We are all healthier and living longer. Staying active helps keep us healthy and happy. If you have aging parents, don’t be surprised if they remain employed for many years beyond the age when your grandparents (their parents) retired and left the workforce.
Very few things provide the stimulation and mental challenges of the workplace. Whether there is monetary compensation or not, an aging person benefits from being active and contributing to the community, as does the organization being served.
Aging of the workforce
Today, there are more aging people within the workplace. One factor: The economy of the past five years has taken its toll. Due the cost of living and diminished savings for retirement, many older workers have chosen to defer retirement.
Because of an older worker’s know-how and steadfastness, employers are reevaluating their perceptions of older workers in the workplace. More often, they are recognizing the value of a worker’s cumulative experience. Progressive employers are open to the idea of aging workers and are less likely to let an experienced, older worker walk out the door. Accommodations are commonly made; examples are shorter hours or less physically demanding work.
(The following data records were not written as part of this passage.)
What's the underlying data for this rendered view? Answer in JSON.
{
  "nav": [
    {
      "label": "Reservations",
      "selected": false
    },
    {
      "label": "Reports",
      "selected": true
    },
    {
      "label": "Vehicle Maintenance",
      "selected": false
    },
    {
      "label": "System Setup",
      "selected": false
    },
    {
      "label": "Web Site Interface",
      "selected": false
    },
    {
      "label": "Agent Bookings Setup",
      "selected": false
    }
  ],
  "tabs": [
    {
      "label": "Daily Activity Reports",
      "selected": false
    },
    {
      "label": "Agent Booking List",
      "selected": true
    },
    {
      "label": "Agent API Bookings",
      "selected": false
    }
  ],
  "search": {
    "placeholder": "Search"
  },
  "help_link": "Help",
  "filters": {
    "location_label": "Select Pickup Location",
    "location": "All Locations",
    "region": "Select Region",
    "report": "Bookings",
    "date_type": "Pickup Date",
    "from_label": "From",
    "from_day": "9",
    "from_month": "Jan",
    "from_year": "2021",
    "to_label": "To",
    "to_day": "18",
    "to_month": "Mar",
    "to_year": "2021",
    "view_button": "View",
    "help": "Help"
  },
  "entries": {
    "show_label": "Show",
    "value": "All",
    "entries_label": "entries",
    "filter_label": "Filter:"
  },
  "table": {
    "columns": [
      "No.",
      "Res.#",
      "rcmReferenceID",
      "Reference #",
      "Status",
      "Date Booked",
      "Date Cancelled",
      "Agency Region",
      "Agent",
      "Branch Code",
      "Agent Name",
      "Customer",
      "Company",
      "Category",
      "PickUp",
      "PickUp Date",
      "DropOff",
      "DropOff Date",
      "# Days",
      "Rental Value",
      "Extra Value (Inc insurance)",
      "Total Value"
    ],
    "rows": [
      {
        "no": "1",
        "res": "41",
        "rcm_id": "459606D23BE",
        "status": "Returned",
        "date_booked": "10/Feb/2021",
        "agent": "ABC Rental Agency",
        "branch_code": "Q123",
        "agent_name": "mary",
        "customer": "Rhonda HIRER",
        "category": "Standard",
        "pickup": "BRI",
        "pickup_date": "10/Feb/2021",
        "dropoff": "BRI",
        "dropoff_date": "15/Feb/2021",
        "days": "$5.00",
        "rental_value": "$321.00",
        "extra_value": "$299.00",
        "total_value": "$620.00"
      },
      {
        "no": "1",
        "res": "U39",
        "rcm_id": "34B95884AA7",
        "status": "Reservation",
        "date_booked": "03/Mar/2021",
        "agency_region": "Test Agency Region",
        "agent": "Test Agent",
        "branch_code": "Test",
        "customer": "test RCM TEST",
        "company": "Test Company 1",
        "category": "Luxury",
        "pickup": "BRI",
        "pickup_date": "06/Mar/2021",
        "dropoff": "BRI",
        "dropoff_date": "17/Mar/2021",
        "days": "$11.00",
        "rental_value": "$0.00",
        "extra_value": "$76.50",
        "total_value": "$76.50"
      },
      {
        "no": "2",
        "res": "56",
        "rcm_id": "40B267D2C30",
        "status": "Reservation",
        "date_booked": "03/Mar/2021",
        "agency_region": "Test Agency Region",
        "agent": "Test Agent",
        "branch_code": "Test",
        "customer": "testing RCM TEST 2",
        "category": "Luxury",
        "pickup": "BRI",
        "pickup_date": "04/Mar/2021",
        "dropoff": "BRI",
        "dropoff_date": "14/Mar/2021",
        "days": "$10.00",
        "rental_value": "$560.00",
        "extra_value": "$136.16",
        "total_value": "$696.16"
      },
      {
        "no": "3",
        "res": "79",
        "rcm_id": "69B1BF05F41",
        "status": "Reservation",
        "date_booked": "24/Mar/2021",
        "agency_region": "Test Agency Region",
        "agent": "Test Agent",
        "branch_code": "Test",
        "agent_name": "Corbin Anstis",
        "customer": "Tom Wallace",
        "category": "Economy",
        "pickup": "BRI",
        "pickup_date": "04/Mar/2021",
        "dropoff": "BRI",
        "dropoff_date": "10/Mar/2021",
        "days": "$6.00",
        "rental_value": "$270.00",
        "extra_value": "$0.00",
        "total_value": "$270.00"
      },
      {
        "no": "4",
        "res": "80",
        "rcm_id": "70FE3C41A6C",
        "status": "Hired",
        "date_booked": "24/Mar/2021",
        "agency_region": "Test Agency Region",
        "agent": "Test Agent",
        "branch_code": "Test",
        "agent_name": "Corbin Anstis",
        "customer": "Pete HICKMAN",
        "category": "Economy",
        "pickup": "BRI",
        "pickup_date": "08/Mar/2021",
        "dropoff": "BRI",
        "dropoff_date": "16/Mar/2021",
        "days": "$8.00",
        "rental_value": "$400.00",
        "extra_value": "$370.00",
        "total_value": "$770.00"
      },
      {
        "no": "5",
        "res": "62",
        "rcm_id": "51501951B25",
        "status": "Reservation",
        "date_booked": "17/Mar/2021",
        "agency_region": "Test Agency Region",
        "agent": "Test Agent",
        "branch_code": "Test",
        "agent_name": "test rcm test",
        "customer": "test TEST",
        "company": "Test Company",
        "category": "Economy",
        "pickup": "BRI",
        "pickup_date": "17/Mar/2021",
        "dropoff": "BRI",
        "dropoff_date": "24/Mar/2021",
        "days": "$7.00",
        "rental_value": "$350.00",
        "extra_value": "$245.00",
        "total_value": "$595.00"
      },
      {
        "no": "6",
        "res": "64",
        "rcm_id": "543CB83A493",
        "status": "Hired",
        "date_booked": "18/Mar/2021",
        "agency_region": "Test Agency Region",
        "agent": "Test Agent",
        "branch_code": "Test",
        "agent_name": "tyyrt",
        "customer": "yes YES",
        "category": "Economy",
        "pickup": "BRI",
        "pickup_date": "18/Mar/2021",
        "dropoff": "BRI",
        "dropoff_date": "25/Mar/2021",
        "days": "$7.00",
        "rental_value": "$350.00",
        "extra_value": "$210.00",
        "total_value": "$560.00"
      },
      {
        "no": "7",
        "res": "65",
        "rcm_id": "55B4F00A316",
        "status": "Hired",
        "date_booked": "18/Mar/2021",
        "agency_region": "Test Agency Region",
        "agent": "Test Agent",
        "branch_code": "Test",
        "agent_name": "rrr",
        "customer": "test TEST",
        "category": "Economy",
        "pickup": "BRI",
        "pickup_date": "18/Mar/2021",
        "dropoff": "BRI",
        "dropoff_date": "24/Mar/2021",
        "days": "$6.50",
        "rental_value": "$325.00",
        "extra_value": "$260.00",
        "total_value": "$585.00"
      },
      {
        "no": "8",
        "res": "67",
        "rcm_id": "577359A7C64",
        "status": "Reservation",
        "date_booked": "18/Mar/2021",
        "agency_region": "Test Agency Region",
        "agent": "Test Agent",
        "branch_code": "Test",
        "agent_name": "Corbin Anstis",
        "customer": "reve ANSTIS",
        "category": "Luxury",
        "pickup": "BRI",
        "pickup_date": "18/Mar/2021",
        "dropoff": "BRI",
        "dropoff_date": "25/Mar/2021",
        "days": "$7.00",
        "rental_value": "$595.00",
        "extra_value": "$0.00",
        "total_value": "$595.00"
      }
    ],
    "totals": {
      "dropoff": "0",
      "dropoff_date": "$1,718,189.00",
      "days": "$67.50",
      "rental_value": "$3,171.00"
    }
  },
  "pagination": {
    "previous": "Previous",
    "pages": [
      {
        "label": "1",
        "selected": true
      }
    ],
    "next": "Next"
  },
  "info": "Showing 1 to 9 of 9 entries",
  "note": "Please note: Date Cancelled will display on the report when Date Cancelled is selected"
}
Older workers often possess technical or mechanical skills that are still in demand. For retirees thinking of returning to the workplace, these special skills may open the door. An employer might look to older or former employees to train or mentor younger workers.
The added value of remaining in the workforce: By being around vibrant, younger people, older individuals more easily maintain a youthful outlook and an agile mind.
If an aging person wants to continue working but feels his or her skills are falling short of the expectations and the needs of today’s workplace, there are numerous opportunities for training and education. The National Council on Aging’s Job Source website (www.ncoajobsource.org) provides a roadmap to skills assessments, job matching, on-line training resources and tips on how an aging person can better promote his- or herself to employers.
If one or both of your aging parents are continuing to work, support them in their decision to do so. If one parent wants to work but his or her partner has health issues or special needs, schedule a family conference. Brainstorm how to set up a support system of family members and caregivers, so that the parent who wants to work can at least work part-time.
Inactivity leads to boredom
What happens if your parents or other aging family members retire and then find the inactivity of retirement mind-numbing? If income and financial concerns are not issues, they will have the flexibility to work part-time or to volunteer with community organizations.
Most nonprofits provide volunteer opportunities. The City of Seattle has a comprehensive and diverse database of organizations seeking volunteers (www.seattle.gov/html/citizen/communityvolunteer.htm). The website even provides a map showing the locations of many nonprofits throughout the city. This makes it easy to pick an organization that operates close to where the aging person resides.
Sought-after skills range from providing transportation, office work and music, to working with youths or immigrants, animal rescue and assisting the ill.
Ongoing mental stimulation and physical activity will contribute to a pleasant and meaningful aging progression. As we age, every one of us needs to look for opportunities to stay engaged.
MARLA BECK is the founder and president of Andelcare Inc., which provides in-home eldercare. Beck was recognized by the U.S. Small Business Administration as Washington’s 2012 Small Business Person of the Year. Submit questions by calling (206) 838-1844 or via e-mail to firstname.lastname@example.org. To comment on this column, write to QAMagNews@nwlink.com.